*Task item*. From the listing below, copy each line that contains the word "Enaira".

*Data in this exercise*.
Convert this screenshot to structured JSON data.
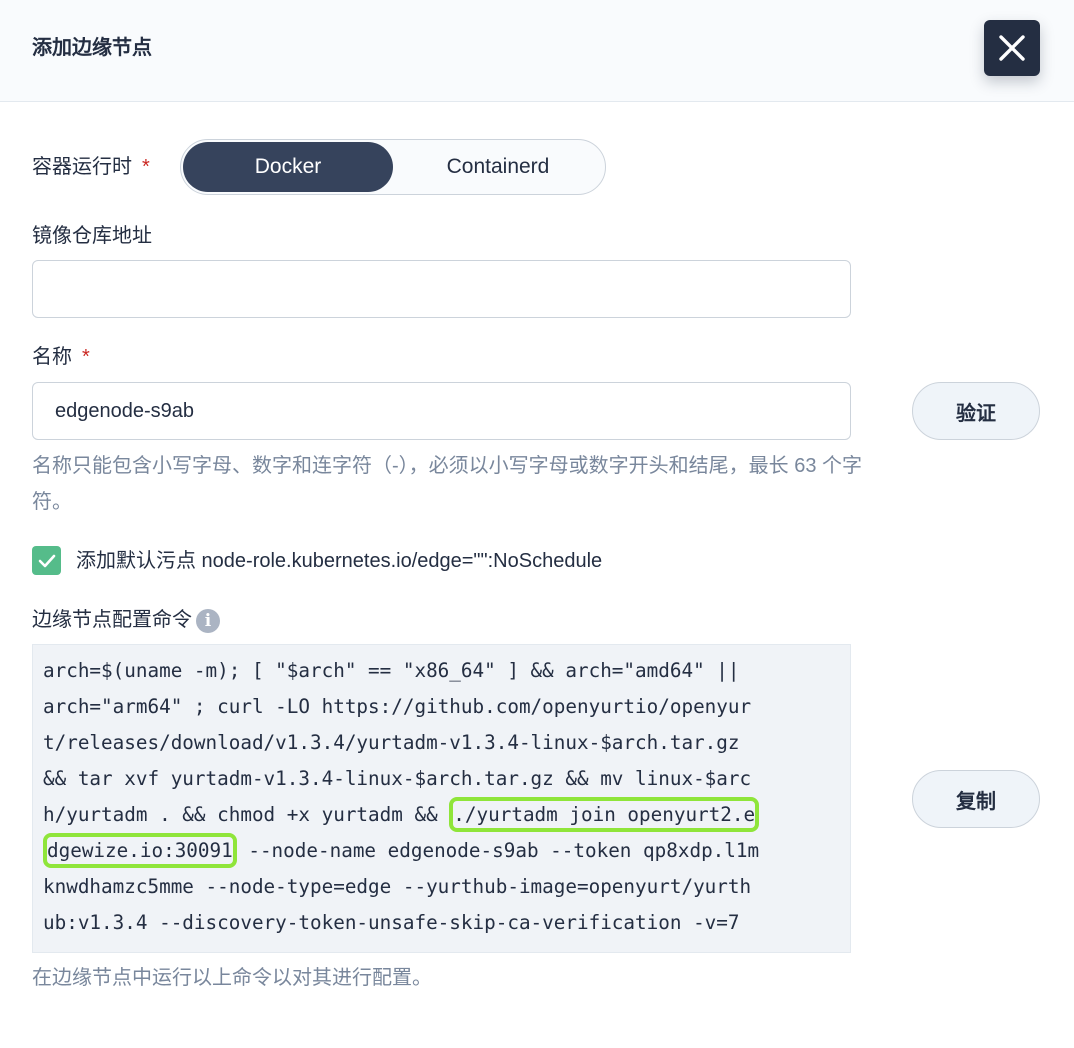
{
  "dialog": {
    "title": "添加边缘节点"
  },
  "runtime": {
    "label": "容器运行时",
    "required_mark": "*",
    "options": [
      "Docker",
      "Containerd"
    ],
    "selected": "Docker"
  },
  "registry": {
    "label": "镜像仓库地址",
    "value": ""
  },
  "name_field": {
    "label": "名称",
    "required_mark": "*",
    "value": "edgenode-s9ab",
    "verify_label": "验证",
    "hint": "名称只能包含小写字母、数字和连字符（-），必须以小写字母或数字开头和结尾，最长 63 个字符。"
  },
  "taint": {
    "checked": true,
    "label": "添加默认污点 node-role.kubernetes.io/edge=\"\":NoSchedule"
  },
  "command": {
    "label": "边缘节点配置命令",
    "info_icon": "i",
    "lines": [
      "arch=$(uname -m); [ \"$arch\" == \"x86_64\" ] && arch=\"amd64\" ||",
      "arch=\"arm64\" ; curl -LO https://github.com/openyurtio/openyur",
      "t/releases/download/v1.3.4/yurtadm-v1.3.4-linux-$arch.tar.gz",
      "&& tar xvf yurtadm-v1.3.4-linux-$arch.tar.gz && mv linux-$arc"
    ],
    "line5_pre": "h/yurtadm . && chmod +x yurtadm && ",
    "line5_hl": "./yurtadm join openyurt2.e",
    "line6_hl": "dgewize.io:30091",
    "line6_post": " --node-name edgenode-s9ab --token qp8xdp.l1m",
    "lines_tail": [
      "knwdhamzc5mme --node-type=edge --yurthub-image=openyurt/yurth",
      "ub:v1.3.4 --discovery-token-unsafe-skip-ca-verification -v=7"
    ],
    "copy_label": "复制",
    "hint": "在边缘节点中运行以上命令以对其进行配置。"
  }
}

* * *

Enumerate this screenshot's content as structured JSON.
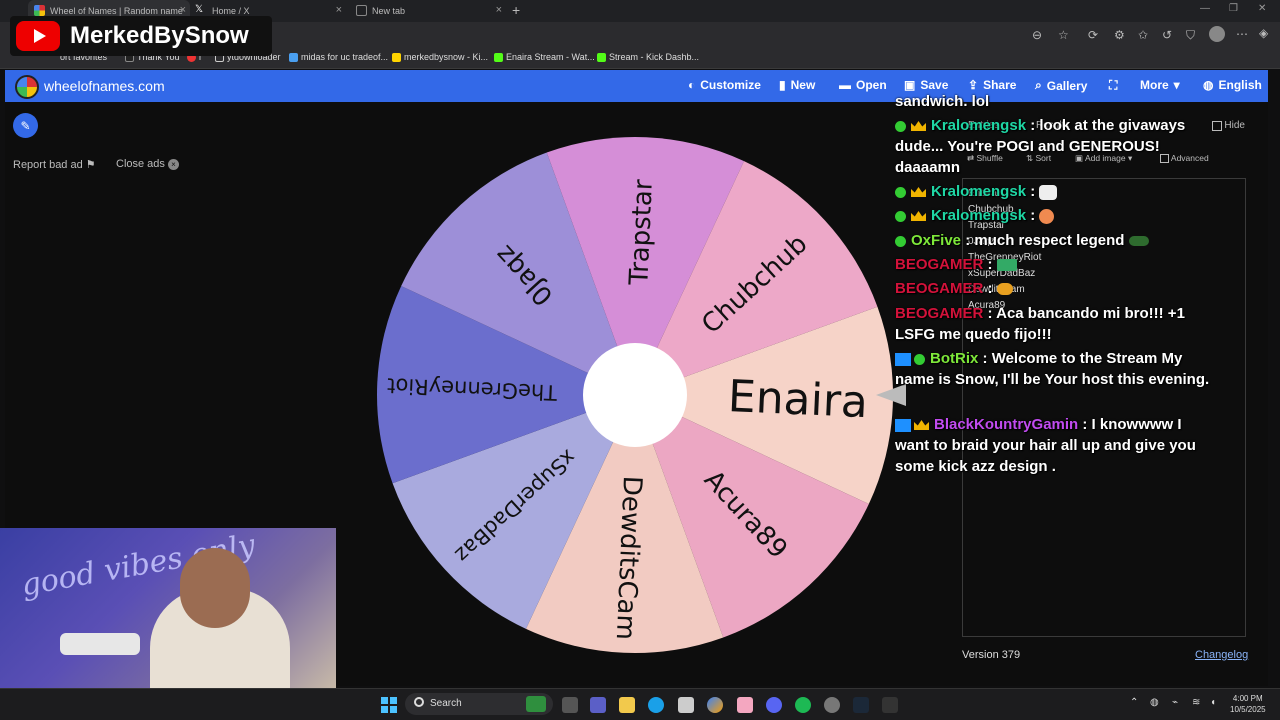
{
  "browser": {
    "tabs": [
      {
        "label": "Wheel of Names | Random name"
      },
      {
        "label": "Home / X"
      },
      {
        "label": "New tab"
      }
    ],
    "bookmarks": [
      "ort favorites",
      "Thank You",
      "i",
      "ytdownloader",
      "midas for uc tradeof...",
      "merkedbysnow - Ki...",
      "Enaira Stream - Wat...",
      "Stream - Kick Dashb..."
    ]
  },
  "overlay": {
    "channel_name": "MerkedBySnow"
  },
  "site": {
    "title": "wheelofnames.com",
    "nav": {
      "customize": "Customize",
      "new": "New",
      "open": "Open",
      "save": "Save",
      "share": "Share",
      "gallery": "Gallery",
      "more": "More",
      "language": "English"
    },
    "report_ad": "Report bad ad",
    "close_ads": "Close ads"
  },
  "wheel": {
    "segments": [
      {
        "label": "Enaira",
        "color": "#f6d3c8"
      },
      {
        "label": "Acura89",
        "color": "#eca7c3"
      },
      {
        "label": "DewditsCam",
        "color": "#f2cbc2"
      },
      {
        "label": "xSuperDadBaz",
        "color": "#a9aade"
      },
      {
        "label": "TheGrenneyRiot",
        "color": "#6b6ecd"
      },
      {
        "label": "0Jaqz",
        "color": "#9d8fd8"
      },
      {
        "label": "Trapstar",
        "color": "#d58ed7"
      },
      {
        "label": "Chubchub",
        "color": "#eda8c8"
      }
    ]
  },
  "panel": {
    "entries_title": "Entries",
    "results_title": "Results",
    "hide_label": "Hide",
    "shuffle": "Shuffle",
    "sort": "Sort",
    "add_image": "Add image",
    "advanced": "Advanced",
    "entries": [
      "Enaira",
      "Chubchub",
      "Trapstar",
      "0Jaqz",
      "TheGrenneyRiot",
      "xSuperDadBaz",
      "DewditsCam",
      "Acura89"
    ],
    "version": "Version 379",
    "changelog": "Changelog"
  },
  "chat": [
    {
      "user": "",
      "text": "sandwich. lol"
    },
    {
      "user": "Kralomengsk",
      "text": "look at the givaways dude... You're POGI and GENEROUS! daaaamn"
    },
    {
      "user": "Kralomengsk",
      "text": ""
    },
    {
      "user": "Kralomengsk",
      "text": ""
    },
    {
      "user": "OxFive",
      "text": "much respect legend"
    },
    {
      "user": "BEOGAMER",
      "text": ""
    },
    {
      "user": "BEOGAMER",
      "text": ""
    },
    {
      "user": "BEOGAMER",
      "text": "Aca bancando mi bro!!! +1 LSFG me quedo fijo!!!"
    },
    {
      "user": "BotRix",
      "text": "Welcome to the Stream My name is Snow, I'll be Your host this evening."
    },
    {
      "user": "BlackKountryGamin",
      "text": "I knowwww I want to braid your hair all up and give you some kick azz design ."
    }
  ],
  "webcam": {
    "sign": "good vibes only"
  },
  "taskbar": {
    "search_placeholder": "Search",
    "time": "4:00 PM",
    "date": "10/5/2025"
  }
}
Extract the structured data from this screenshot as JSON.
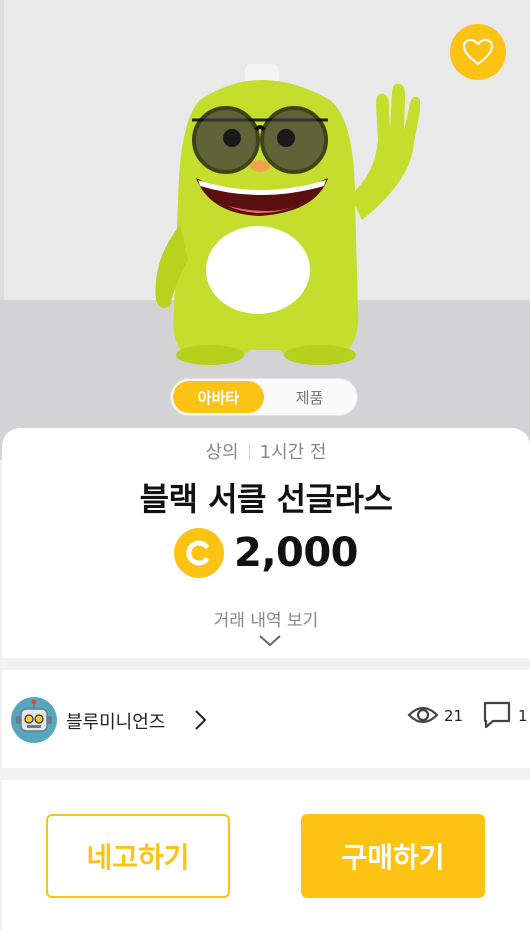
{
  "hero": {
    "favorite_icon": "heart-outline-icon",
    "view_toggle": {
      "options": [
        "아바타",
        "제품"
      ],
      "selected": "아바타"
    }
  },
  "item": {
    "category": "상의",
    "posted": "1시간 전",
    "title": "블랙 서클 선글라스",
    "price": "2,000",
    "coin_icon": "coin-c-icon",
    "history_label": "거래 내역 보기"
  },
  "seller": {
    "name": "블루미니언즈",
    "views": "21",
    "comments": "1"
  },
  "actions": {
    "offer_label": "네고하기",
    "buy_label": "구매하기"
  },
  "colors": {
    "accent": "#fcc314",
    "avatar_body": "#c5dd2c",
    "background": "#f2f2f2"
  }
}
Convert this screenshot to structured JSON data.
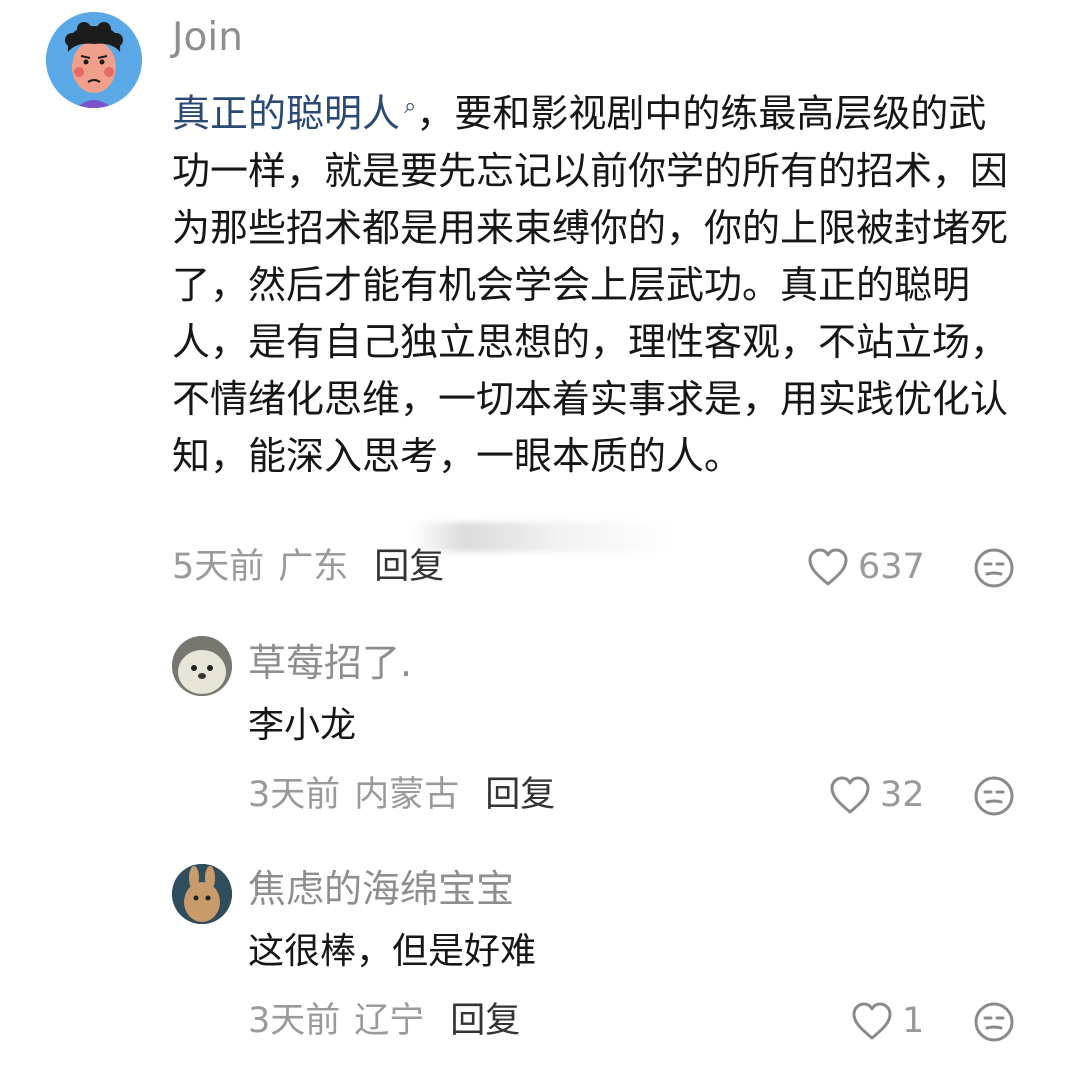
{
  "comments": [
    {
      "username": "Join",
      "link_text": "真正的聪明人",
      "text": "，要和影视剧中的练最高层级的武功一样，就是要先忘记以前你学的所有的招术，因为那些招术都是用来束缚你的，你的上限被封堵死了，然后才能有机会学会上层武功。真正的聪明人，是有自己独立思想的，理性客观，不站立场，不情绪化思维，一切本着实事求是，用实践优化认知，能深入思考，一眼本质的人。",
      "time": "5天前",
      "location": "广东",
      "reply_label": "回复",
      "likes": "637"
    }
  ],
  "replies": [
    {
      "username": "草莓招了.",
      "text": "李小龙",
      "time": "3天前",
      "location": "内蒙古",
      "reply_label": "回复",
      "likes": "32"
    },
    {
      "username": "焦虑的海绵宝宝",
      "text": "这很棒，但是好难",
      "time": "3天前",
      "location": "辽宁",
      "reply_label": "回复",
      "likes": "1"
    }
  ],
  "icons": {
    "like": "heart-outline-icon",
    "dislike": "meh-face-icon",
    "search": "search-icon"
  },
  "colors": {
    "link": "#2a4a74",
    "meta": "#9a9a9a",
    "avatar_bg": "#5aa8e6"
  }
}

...

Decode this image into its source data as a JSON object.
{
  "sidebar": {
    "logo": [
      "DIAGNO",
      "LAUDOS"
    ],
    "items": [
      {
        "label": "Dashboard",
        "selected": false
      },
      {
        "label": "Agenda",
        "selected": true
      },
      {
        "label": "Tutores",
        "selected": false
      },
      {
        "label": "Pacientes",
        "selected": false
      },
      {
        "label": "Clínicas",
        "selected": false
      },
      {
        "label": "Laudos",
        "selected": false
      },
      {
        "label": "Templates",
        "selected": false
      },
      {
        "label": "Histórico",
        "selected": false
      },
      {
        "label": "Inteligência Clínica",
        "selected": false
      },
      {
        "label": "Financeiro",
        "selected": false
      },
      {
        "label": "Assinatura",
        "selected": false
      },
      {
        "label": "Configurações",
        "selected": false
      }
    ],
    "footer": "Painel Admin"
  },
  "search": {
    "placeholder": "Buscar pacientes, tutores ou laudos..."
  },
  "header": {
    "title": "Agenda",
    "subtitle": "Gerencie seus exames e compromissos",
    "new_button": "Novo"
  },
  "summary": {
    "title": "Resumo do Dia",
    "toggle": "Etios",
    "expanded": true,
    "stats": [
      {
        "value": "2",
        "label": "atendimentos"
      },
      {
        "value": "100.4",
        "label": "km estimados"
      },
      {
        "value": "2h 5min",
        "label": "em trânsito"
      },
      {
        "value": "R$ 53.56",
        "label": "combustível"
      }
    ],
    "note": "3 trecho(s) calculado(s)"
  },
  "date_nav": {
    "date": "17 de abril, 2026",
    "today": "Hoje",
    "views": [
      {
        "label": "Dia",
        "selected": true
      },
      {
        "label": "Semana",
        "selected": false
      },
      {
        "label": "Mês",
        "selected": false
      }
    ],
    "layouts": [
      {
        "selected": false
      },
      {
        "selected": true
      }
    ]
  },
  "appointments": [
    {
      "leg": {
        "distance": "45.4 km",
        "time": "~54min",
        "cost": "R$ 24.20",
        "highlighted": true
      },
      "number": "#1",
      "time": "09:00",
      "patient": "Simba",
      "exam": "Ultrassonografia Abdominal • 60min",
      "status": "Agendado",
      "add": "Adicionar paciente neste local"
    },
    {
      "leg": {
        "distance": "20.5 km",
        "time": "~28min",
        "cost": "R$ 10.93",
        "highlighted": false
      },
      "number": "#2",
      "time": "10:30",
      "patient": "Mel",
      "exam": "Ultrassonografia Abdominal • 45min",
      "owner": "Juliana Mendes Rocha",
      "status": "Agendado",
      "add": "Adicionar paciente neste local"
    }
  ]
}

*Written solution*.
      "Enaira Stream - Wat...",
        "label": "Enaira",
      "Enaira",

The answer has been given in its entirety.